▶ [Your task]
Scan the entries below for the word "content". Copy each line that has it.

[Source records]

BEGIN

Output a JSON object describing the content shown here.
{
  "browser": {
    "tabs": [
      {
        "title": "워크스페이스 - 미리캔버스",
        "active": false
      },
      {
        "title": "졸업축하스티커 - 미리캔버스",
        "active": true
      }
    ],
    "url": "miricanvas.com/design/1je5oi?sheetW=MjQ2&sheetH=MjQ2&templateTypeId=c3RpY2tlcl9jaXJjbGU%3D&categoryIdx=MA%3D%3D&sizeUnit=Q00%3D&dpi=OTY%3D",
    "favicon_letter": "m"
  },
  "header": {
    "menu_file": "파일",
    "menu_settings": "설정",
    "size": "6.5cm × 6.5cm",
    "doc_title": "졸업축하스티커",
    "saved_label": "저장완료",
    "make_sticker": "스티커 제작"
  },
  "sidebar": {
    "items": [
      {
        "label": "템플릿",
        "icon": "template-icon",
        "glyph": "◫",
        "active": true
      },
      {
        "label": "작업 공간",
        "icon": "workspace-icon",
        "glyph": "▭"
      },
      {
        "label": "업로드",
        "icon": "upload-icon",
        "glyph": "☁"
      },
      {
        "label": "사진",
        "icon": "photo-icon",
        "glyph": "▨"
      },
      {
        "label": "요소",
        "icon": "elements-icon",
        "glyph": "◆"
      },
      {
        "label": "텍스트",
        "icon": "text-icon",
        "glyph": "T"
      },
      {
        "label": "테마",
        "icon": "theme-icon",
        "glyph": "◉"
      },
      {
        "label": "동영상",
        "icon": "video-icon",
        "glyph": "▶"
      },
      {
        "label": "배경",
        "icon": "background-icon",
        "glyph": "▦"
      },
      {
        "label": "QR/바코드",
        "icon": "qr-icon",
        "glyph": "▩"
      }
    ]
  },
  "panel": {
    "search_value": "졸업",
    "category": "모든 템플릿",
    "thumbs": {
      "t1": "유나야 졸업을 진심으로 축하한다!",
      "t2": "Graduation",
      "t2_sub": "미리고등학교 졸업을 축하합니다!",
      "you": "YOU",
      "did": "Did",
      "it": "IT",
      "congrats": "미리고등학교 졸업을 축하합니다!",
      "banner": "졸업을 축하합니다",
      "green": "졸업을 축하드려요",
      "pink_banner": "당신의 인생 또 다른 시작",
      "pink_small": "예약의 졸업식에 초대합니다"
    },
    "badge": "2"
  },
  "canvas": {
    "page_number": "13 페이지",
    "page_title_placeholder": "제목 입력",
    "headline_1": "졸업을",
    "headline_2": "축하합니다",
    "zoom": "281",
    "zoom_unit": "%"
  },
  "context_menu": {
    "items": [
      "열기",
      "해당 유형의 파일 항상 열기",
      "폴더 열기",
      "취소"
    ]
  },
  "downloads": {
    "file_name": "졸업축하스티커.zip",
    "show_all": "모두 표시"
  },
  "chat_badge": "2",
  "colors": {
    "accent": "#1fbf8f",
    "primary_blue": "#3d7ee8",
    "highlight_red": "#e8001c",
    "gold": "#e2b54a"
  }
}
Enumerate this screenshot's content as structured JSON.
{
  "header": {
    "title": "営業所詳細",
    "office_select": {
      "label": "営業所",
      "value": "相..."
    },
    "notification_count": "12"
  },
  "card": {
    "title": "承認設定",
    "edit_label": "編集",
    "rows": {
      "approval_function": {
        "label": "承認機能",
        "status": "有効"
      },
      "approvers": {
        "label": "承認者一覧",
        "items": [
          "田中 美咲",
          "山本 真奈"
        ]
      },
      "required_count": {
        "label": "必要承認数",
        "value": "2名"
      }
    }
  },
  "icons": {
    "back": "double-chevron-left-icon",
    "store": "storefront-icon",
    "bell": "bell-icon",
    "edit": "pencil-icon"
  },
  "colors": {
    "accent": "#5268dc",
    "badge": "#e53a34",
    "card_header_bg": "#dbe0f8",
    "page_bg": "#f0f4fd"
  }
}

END

▶ [Result]
Output a JSON object describing the content shown here.
Enumerate this screenshot's content as structured JSON.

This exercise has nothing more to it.